YOUR ASSIGNMENT: The records need to be set down again exactly as they appear.

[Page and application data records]
- - -

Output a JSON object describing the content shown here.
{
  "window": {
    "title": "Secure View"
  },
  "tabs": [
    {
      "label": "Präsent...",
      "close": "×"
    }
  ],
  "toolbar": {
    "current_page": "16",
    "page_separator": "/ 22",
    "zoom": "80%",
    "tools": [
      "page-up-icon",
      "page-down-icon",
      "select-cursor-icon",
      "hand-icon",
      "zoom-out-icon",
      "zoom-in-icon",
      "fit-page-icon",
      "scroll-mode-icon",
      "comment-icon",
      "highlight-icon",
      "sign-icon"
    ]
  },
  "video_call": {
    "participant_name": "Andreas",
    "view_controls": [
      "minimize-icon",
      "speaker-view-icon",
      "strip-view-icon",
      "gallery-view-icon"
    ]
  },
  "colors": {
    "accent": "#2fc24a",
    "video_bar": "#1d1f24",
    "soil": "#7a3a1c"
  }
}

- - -

WRITTEN ANSWER:
Output a JSON object describing the content shown here.
{
  "window": {
    "title": "Secure View"
  },
  "tabs": [
    {
      "label": "Präsent...",
      "close": "×"
    }
  ],
  "toolbar": {
    "current_page": "16",
    "page_separator": "/ 22",
    "zoom": "80%",
    "tools": [
      "page-up-icon",
      "page-down-icon",
      "select-cursor-icon",
      "hand-icon",
      "zoom-out-icon",
      "zoom-in-icon",
      "fit-page-icon",
      "scroll-mode-icon",
      "comment-icon",
      "highlight-icon",
      "sign-icon"
    ]
  },
  "video_call": {
    "participant_name": "Andreas",
    "view_controls": [
      "minimize-icon",
      "speaker-view-icon",
      "strip-view-icon",
      "gallery-view-icon"
    ]
  },
  "colors": {
    "accent": "#2fc24a",
    "video_bar": "#1d1f24",
    "soil": "#7a3a1c"
  }
}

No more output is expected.